Knowing how to prune your blueberry bush is easy once you realize you are growing the bush for fruit production and not just ornamental purposes.
Fruiting plants tend to look a little spindly in the beginning of the season but this allows the blueberry bush to concentrate on producing fruit and not a landscape ornamental look, full of leaves and vegetation. Although a good pruning of your blueberry bushes will cause it to fill in nicely the crop will be far better when following some simple tips of what to look for and how to effectively prune your blueberry bush.

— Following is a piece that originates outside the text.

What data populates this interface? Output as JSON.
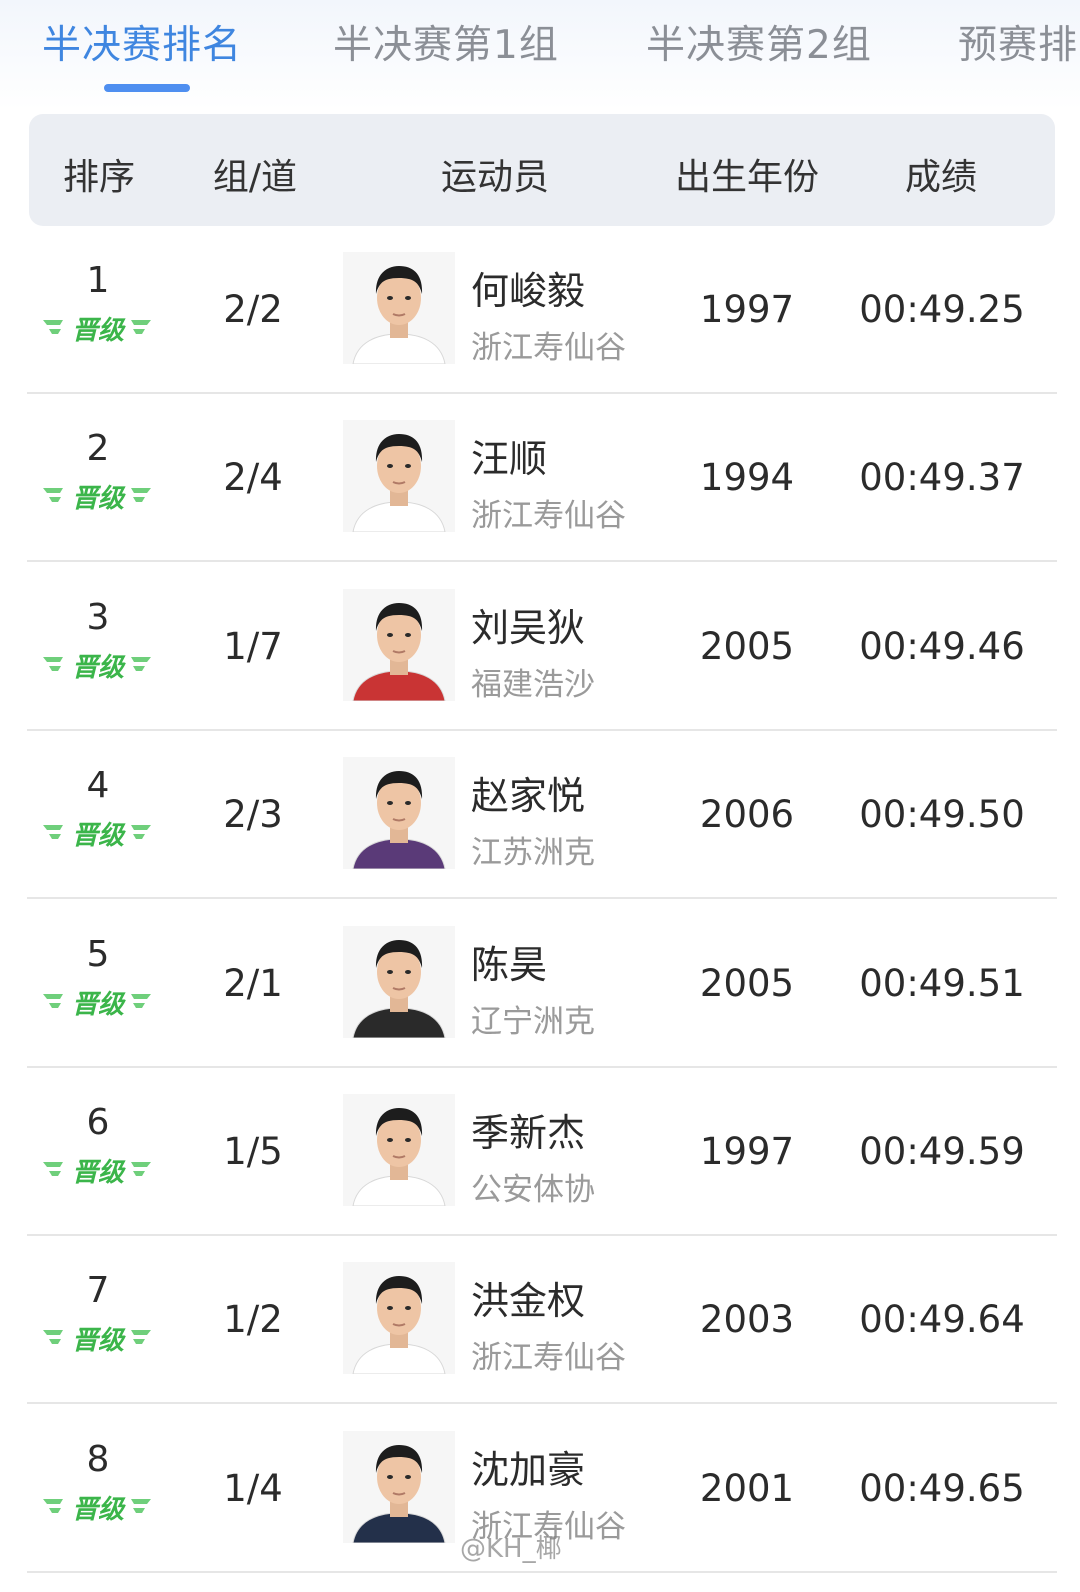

We’ve chose to refer to a video, Pruning Blueberry Bushes, from the the University of Maine for reference; because of the climate and easy to understand steps. Here’s a few things to remember when you prune your blueberry bush:
- Start to trim or prune your blueberry bush when the leaves fall off, October – November, so you can see old or dead canes. You may also prune blueberry bushes anytime in the dormant season, end of December – early/late March.

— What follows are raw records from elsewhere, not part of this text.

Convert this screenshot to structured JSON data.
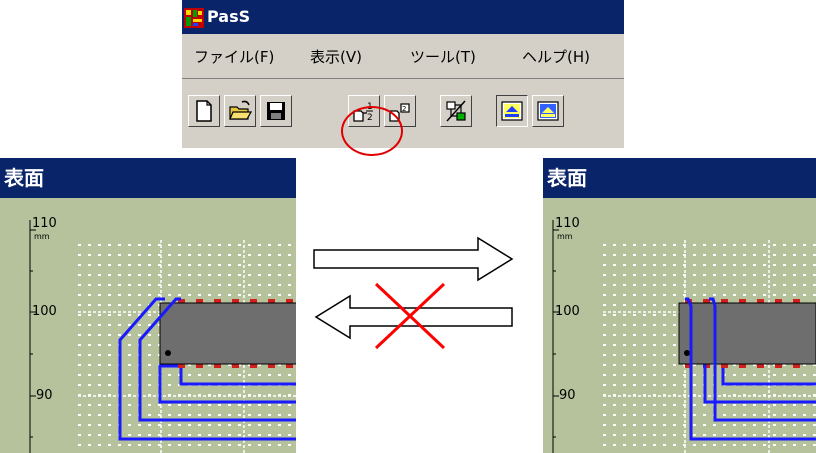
{
  "app": {
    "title": "PasS",
    "menu": [
      "ファイル(F)",
      "表示(V)",
      "ツール(T)",
      "ヘルプ(H)"
    ],
    "toolbar_icons": [
      "new-file-icon",
      "open-folder-icon",
      "save-disk-icon",
      "flip-side-icon",
      "side-alt-icon",
      "network-icon",
      "view-top-icon",
      "view-bottom-icon"
    ]
  },
  "panels": {
    "left": {
      "title": "表面",
      "ticks": [
        "110",
        "100",
        "90"
      ],
      "unit": "mm"
    },
    "right": {
      "title": "表面",
      "ticks": [
        "110",
        "100",
        "90"
      ],
      "unit": "mm"
    }
  },
  "colors": {
    "titlebar": "#0a246a",
    "board": "#b5c29c",
    "trace": "#1a1aff",
    "chip": "#6e6e6e",
    "pin": "#d02020",
    "cross": "#ff0000"
  }
}
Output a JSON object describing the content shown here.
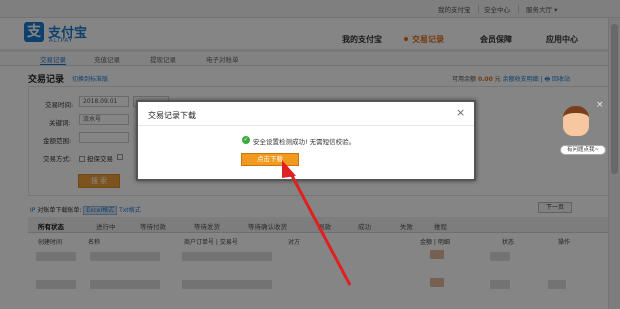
{
  "topbar": {
    "items": [
      "我的支付宝",
      "安全中心",
      "服务大厅 ▾"
    ]
  },
  "header": {
    "logo_glyph": "支",
    "logo_text": "支付宝",
    "logo_sub": "ALIPAY",
    "nav": [
      "我的支付宝",
      "交易记录",
      "会员保障",
      "应用中心"
    ],
    "active_nav": "交易记录"
  },
  "subtabs": [
    "交易记录",
    "充值记录",
    "提现记录",
    "电子对账单"
  ],
  "page": {
    "title": "交易记录",
    "switch_link": "切换到标准版",
    "balance_label": "可用余额",
    "balance_value": "0.00",
    "balance_unit": "元",
    "balance_links": "余额收支明细 | 🖶 回收站"
  },
  "filters": {
    "time_label": "交易时间:",
    "time_value": "2018.09.01",
    "keyword_label": "关键词:",
    "keyword_value": "流水号",
    "amount_label": "金额范围:",
    "method_label": "交易方式:",
    "method_option": "担保交易",
    "search_button": "搜 索"
  },
  "export": {
    "prefix": "IP",
    "text": "对账单下载账单:",
    "excel": "Excel格式",
    "txt": "Txt格式",
    "next": "下一页"
  },
  "status_tabs": [
    "所有状态",
    "进行中",
    "等待付款",
    "等待发货",
    "等待确认收货",
    "退款",
    "成功",
    "失败",
    "推程"
  ],
  "table_headers": [
    "创建时间",
    "名称",
    "商户订单号 | 交易号",
    "对方",
    "金额 | 明细",
    "状态",
    "操作"
  ],
  "dialog": {
    "title": "交易记录下载",
    "close": "×",
    "message": "安全设置检测成功! 无需短信校验。",
    "button": "点击下载"
  },
  "side_widget": {
    "close": "×",
    "label": "有问题点我~"
  },
  "colors": {
    "brand_blue": "#1b7bd4",
    "accent_orange": "#f29a1f",
    "arrow_red": "#e02020"
  }
}
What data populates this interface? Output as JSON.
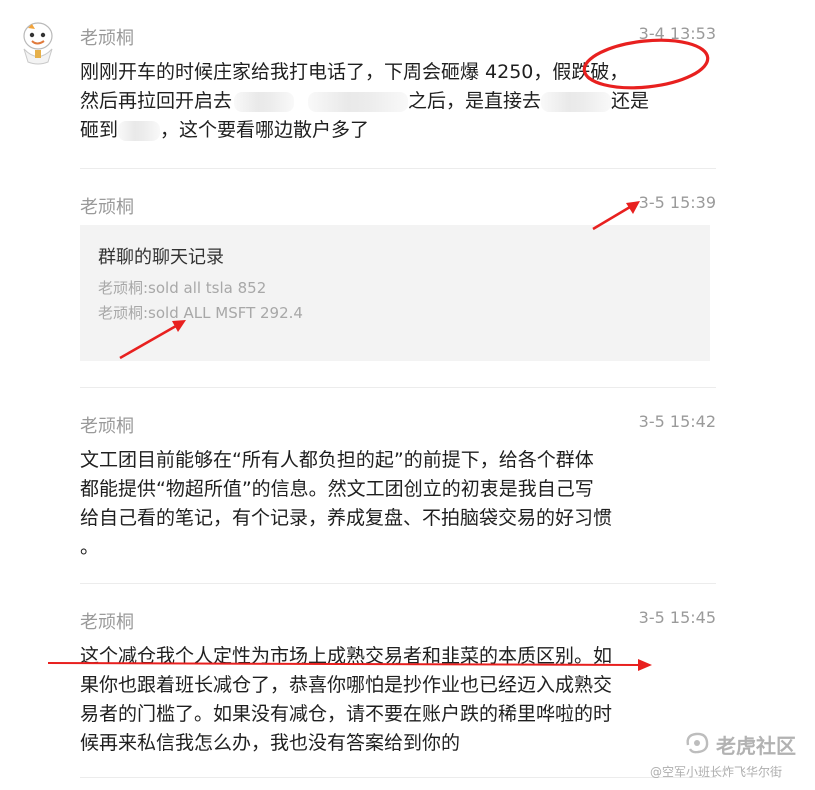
{
  "avatar": {
    "icon": "cartoon-avatar-icon"
  },
  "messages": [
    {
      "sender": "老顽桐",
      "time": "3-4 13:53",
      "line1": "刚刚开车的时候庄家给我打电话了，下周会砸爆 4250，假跌破，",
      "line2_a": "然后再拉回开启去",
      "line2_b": "之后，是直接去",
      "line2_c": "还是",
      "line3_a": "砸到",
      "line3_b": "，这个要看哪边散户多了"
    },
    {
      "sender": "老顽桐",
      "time": "3-5 15:39",
      "card": {
        "title": "群聊的聊天记录",
        "line1": "老顽桐:sold all tsla 852",
        "line2": "老顽桐:sold ALL MSFT 292.4"
      }
    },
    {
      "sender": "老顽桐",
      "time": "3-5 15:42",
      "lines": [
        "文工团目前能够在“所有人都负担的起”的前提下，给各个群体",
        "都能提供“物超所值”的信息。然文工团创立的初衷是我自己写",
        "给自己看的笔记，有个记录，养成复盘、不拍脑袋交易的好习惯",
        "。"
      ]
    },
    {
      "sender": "老顽桐",
      "time": "3-5 15:45",
      "lines": [
        "这个减仓我个人定性为市场上成熟交易者和韭菜的本质区别。如",
        "果你也跟着班长减仓了，恭喜你哪怕是抄作业也已经迈入成熟交",
        "易者的门槛了。如果没有减仓，请不要在账户跌的稀里哗啦的时",
        "候再来私信我怎么办，我也没有答案给到你的"
      ]
    }
  ],
  "watermark": {
    "brand": "老虎社区",
    "sub": "@空军小班长炸飞华尔街",
    "icon": "tiger-community-logo-icon"
  },
  "colors": {
    "annotation_red": "#e8201f",
    "muted_text": "#9a9a9a",
    "card_bg": "#f3f3f3"
  }
}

- Remove about 25%-30% of the bush and cross branching to open up for aerating. Most of this will be removed from the middle of the plant.
- When pruning your blueberry bush remember to remove the weaker new canes and a couple of older canes so that they are being replaced by the new, strong canes.

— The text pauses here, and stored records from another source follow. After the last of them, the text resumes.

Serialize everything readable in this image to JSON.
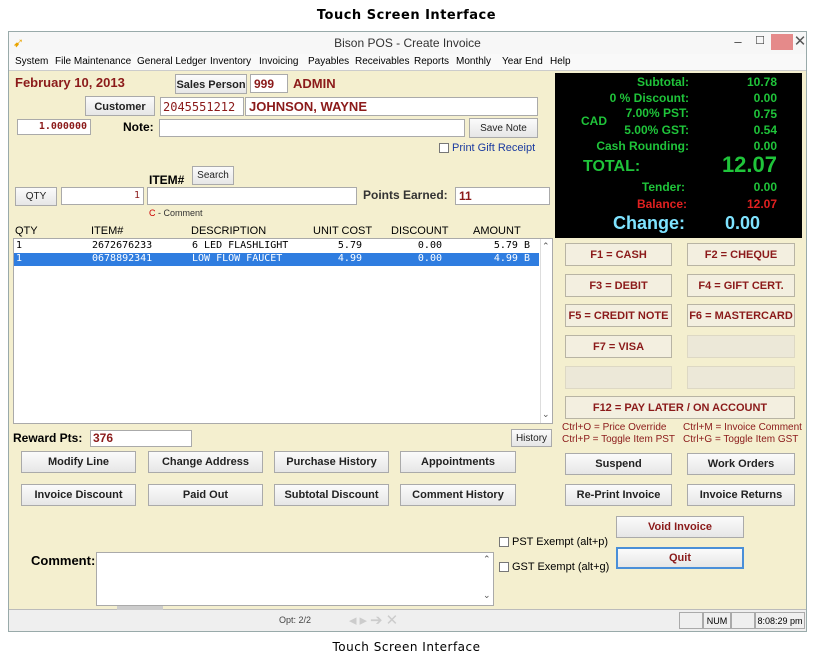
{
  "captions": {
    "top": "Touch Screen Interface",
    "bottom": "Touch Screen Interface"
  },
  "window": {
    "title": "Bison POS - Create Invoice"
  },
  "menu": [
    "System",
    "File Maintenance",
    "General Ledger",
    "Inventory",
    "Invoicing",
    "Payables",
    "Receivables",
    "Reports",
    "Monthly",
    "Year End",
    "Help"
  ],
  "header": {
    "date": "February 10, 2013",
    "salesperson_label": "Sales Person",
    "salesperson_id": "999",
    "salesperson_name": "ADMIN",
    "customer_label": "Customer",
    "customer_phone": "2045551212",
    "customer_name": "JOHNSON, WAYNE",
    "rate": "1.000000",
    "note_label": "Note:",
    "note_value": "",
    "save_note": "Save Note",
    "print_gift_receipt": "Print Gift Receipt",
    "item_label": "ITEM#",
    "search": "Search",
    "qty_label": "QTY",
    "qty_value": "1",
    "item_value": "",
    "points_label": "Points Earned:",
    "points_value": "11",
    "comment_hint": "C - Comment"
  },
  "table": {
    "columns": [
      "QTY",
      "ITEM#",
      "DESCRIPTION",
      "UNIT COST",
      "DISCOUNT",
      "AMOUNT"
    ],
    "rows": [
      {
        "qty": "1",
        "item": "2672676233",
        "desc": "6 LED FLASHLIGHT",
        "cost": "5.79",
        "disc": "0.00",
        "amount": "5.79 B"
      },
      {
        "qty": "1",
        "item": "0678892341",
        "desc": "LOW FLOW FAUCET",
        "cost": "4.99",
        "disc": "0.00",
        "amount": "4.99 B"
      }
    ]
  },
  "totals": {
    "subtotal_label": "Subtotal:",
    "subtotal": "10.78",
    "discount_label": "0 % Discount:",
    "discount": "0.00",
    "currency": "CAD",
    "pst_label": "7.00% PST:",
    "pst": "0.75",
    "gst_label": "5.00% GST:",
    "gst": "0.54",
    "rounding_label": "Cash Rounding:",
    "rounding": "0.00",
    "total_label": "TOTAL:",
    "total": "12.07",
    "tender_label": "Tender:",
    "tender": "0.00",
    "balance_label": "Balance:",
    "balance": "12.07",
    "change_label": "Change:",
    "change": "0.00",
    "colors": {
      "green": "#1fc43a",
      "red": "#e02020",
      "cyan": "#7fe3ff"
    }
  },
  "fkeys": {
    "f1": "F1 = CASH",
    "f2": "F2 = CHEQUE",
    "f3": "F3 = DEBIT",
    "f4": "F4 = GIFT CERT.",
    "f5": "F5 = CREDIT NOTE",
    "f6": "F6 = MASTERCARD",
    "f7": "F7 = VISA",
    "f12": "F12 = PAY LATER / ON ACCOUNT"
  },
  "shortcuts": {
    "a": "Ctrl+O = Price Override",
    "b": "Ctrl+M = Invoice Comment",
    "c": "Ctrl+P = Toggle Item PST",
    "d": "Ctrl+G = Toggle Item GST"
  },
  "reward": {
    "label": "Reward Pts:",
    "value": "376",
    "history": "History"
  },
  "buttons": {
    "modify_line": "Modify Line",
    "change_address": "Change Address",
    "purchase_history": "Purchase History",
    "appointments": "Appointments",
    "invoice_discount": "Invoice Discount",
    "paid_out": "Paid Out",
    "subtotal_discount": "Subtotal Discount",
    "comment_history": "Comment History",
    "suspend": "Suspend",
    "work_orders": "Work Orders",
    "reprint_invoice": "Re-Print Invoice",
    "invoice_returns": "Invoice Returns",
    "void_invoice": "Void Invoice",
    "quit": "Quit"
  },
  "comment": {
    "label": "Comment:",
    "value": ""
  },
  "exempt": {
    "pst": "PST Exempt (alt+p)",
    "gst": "GST Exempt (alt+g)"
  },
  "status": {
    "opt": "Opt: 2/2",
    "num": "NUM",
    "time": "8:08:29 pm"
  }
}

- A mature blueberry bush will have 6-12 canes coming from the base of the plant which sustains the upright structure and fruiting of the bush. Mature bushes with 6-12 canes will have canes that range from 1 – 6 years old
- Moving to the top of your blueberry bush you want to trim out some of the shoots. You’ll want to leave the strong, good length lateral branches that have fruiting buds at the tip (tear drop shape) and vegetative buds at the base.